I’m writing this up in my hotel room at the SCBWI conference. I just heard an amazing keynote speech by Bruce Coville, who was in part saying what I said in my blog post last week about influence and never knowing how your actions will affect others. Only he said it in a more articulate and developed way and threw in several musical theater references for good measure.
He also gave many tips for writers, and something he said jarred a useful insight loose in my brain. He talked about the importance of art, craft, and business sense. All in one speech. I’ve been thinking about each of these subjects a great deal, and you’ve seen some of the results of that thinking here on this blog. But the speech gave me some much needed cohesion.
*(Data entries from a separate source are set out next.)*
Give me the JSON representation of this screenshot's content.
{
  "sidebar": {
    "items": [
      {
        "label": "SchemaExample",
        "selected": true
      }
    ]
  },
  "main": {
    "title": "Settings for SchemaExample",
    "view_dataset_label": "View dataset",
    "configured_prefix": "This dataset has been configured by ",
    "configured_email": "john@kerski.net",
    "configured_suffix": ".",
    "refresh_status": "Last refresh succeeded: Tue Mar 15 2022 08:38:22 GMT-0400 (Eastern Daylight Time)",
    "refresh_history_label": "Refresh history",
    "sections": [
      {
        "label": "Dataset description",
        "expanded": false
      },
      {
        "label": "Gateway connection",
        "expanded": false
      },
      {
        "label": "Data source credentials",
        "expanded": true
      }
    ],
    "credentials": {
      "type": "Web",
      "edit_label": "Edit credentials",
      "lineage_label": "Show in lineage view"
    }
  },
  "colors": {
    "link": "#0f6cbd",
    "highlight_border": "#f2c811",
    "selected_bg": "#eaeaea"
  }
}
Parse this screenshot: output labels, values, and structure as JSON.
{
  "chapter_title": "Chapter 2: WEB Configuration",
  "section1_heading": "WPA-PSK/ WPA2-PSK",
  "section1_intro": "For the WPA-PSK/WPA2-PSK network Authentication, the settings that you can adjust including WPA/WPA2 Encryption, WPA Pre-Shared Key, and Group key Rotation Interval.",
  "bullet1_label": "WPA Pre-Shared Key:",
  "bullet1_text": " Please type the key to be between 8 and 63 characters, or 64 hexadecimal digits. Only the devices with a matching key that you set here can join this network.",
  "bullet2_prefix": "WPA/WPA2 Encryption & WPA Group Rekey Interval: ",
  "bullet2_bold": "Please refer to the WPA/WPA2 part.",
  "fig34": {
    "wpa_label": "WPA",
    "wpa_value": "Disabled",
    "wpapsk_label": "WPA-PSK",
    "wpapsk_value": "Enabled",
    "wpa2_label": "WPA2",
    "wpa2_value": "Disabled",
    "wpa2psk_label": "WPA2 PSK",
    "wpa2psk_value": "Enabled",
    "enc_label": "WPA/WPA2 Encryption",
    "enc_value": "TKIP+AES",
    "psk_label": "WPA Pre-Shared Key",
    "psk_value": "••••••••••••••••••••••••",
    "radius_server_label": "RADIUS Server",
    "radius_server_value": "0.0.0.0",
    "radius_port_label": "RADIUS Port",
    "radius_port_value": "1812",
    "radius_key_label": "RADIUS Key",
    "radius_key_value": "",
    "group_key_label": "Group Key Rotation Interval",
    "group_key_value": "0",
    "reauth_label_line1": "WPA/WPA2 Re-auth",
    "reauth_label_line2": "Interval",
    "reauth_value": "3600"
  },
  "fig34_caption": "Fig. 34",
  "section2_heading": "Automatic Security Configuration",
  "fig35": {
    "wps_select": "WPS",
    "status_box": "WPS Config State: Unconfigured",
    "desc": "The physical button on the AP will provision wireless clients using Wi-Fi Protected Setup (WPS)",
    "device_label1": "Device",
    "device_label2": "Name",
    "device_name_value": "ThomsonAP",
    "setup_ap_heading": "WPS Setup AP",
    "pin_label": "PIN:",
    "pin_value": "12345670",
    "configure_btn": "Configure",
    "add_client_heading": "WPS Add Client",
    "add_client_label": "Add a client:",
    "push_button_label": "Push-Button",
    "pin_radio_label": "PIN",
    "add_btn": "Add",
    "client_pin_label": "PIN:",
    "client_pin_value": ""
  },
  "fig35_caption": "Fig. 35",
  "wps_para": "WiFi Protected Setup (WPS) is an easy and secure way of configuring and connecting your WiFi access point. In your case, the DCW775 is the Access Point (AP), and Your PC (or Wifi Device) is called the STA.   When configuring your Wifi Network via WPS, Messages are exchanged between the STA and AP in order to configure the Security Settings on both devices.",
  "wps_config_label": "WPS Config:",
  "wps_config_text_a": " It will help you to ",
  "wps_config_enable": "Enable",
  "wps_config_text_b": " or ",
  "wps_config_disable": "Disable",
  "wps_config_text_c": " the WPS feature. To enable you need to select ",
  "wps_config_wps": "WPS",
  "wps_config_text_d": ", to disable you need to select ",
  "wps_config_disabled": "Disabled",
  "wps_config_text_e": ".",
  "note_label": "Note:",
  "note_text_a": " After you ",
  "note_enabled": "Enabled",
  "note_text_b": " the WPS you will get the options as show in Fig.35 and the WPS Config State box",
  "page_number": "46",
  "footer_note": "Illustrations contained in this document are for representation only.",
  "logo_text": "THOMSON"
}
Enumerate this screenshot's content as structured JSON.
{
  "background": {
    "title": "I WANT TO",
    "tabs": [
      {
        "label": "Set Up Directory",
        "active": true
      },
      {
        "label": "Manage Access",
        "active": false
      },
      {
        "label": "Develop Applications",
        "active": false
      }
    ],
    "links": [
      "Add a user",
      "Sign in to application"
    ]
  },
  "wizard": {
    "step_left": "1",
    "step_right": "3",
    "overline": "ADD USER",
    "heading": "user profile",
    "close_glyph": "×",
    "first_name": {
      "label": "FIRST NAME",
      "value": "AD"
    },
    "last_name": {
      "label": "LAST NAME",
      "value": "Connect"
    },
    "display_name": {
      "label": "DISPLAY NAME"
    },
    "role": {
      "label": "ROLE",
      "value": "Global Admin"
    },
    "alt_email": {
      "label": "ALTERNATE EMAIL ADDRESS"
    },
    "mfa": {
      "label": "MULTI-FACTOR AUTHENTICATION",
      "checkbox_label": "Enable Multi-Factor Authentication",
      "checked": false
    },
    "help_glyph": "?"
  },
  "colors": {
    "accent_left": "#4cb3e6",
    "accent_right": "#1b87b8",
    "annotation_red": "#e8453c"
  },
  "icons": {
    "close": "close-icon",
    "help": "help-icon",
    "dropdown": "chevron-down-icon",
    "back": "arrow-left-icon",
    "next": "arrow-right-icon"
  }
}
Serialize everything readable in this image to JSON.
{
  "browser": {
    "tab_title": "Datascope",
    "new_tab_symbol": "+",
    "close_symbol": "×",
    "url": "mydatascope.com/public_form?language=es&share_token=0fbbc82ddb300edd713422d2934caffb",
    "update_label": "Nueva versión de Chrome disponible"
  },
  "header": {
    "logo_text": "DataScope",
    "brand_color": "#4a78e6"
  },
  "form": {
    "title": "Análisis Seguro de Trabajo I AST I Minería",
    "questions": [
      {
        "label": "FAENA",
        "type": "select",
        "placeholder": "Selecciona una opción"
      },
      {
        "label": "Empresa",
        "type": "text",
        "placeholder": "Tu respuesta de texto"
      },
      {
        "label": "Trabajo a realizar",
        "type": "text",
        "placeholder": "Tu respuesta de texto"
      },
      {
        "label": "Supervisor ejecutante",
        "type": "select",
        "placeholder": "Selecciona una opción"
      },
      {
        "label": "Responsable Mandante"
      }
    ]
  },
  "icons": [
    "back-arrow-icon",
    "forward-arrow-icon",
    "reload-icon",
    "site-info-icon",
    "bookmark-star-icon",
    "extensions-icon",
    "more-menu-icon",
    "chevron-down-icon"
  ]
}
Sometimes I feel like art has become something of a dirty word among many writers. If we’re serious about writing (and oh, are we ever serious), then we discuss craft a great deal. Sometimes we even bite the bullet and talk about business and the industry in ways that are more thoughtful than reactionary and more intelligent than just following the herd. (Sometimes we freak out instead.) We can be inspirational within certain boundaries. But art. Yes, art is a loaded word.
When we hear others speak about art, perhaps we imagine the dilettante artist who never actually writes anything. Or perhaps we think about those who start with a message and try to slap their audience in the face with it. Or perhaps we think of something inaccessible, like the serialist movement in music that I was talking about on Tuesday. The starving artist comes to mind, the irresponsible flake who needs to be talked down from the ledge by the long-suffering editor, the tortured soul who has a room filled with crumpled pieces of paper (see the recent movie Limitless, in which the writer portrayed has nothing to do with reality whatsoever).
And yet, this is not how art needs to be, and this is not how we must define ourselves as artists. Art doesn’t have to mean any of these things. Instead, it is an essential leg in the tripod of the writer.
Here’s how the system works: A good grasp of craft means that we produce sellable and marketable works, which helps our business. It also means that we have the tools at our disposable to create art that works, that really does evoke emotion and help us see the world differently. Craft is essential.
A good grasp of business means that we can get our work out into the world. This facilitates its purpose as art to communicate. It’s also always nice to avoid being screwed and to get paid for our work, which helps us continue both our craft and our art.
An acceptance of our work as art keeps us inspired. It encourages us to keep improving our craft so that we can achieve more through our words, and it challenges us to learn the business side so that we can achieve greater impact.
Lose touch with the business aspect and we cannot support ourselves or get our work out into the world. Lose touch with the craft aspect and we cannot write well enough to be effective. Lose touch with our work as art and we flirt with a sense of futility and forget to take risks.
I tend to neglect the art aspect that reminds me of my purpose and pour all my energy into craft and business. This choice, I tell myself, makes me a serious writer.
But I am wrong. My best work doesn’t happen when I only have two of my cornerstones. It takes place when I remember all three and dare to write bigger. It takes place when I accept that I am a businesswoman, a craftsperson, AND an artist.